> _Brief_
What follows is a listing; restate all of it word for word.

+++ Supplied records +++

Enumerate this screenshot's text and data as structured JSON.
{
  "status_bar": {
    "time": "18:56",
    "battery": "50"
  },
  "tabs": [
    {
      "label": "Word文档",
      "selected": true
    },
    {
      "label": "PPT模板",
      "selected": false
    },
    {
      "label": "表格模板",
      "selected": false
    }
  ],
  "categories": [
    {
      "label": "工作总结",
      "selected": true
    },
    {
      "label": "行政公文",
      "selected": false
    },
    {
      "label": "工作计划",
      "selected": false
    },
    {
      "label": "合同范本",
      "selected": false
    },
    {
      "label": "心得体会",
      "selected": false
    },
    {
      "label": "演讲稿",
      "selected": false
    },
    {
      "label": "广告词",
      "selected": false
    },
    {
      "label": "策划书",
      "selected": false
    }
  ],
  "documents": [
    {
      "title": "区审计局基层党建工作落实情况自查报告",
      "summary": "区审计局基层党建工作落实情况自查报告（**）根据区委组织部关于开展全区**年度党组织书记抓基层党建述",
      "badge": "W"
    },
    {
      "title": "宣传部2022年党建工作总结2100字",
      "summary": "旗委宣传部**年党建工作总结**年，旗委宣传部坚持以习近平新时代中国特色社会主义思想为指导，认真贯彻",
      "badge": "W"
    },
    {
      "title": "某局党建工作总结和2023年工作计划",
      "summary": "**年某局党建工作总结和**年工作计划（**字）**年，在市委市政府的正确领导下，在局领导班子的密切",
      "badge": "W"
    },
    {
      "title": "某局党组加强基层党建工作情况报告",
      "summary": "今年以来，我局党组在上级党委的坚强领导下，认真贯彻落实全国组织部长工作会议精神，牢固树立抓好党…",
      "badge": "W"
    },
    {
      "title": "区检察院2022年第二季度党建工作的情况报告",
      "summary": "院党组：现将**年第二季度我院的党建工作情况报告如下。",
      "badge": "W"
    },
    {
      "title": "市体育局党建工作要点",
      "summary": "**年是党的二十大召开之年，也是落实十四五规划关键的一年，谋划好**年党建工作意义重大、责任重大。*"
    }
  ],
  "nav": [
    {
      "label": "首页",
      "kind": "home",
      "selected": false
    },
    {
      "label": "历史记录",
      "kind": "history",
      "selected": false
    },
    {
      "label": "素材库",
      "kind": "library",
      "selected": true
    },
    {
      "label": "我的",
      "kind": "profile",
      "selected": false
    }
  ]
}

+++

> _Output of the exercise_
Enumerate this screenshot's text and data as structured JSON.
{
  "status_bar": {
    "time": "18:56",
    "battery": "50"
  },
  "tabs": [
    {
      "label": "Word文档",
      "selected": true
    },
    {
      "label": "PPT模板",
      "selected": false
    },
    {
      "label": "表格模板",
      "selected": false
    }
  ],
  "categories": [
    {
      "label": "工作总结",
      "selected": true
    },
    {
      "label": "行政公文",
      "selected": false
    },
    {
      "label": "工作计划",
      "selected": false
    },
    {
      "label": "合同范本",
      "selected": false
    },
    {
      "label": "心得体会",
      "selected": false
    },
    {
      "label": "演讲稿",
      "selected": false
    },
    {
      "label": "广告词",
      "selected": false
    },
    {
      "label": "策划书",
      "selected": false
    }
  ],
  "documents": [
    {
      "title": "区审计局基层党建工作落实情况自查报告",
      "summary": "区审计局基层党建工作落实情况自查报告（**）根据区委组织部关于开展全区**年度党组织书记抓基层党建述",
      "badge": "W"
    },
    {
      "title": "宣传部2022年党建工作总结2100字",
      "summary": "旗委宣传部**年党建工作总结**年，旗委宣传部坚持以习近平新时代中国特色社会主义思想为指导，认真贯彻",
      "badge": "W"
    },
    {
      "title": "某局党建工作总结和2023年工作计划",
      "summary": "**年某局党建工作总结和**年工作计划（**字）**年，在市委市政府的正确领导下，在局领导班子的密切",
      "badge": "W"
    },
    {
      "title": "某局党组加强基层党建工作情况报告",
      "summary": "今年以来，我局党组在上级党委的坚强领导下，认真贯彻落实全国组织部长工作会议精神，牢固树立抓好党…",
      "badge": "W"
    },
    {
      "title": "区检察院2022年第二季度党建工作的情况报告",
      "summary": "院党组：现将**年第二季度我院的党建工作情况报告如下。",
      "badge": "W"
    },
    {
      "title": "市体育局党建工作要点",
      "summary": "**年是党的二十大召开之年，也是落实十四五规划关键的一年，谋划好**年党建工作意义重大、责任重大。*"
    }
  ],
  "nav": [
    {
      "label": "首页",
      "kind": "home",
      "selected": false
    },
    {
      "label": "历史记录",
      "kind": "history",
      "selected": false
    },
    {
      "label": "素材库",
      "kind": "library",
      "selected": true
    },
    {
      "label": "我的",
      "kind": "profile",
      "selected": false
    }
  ]
}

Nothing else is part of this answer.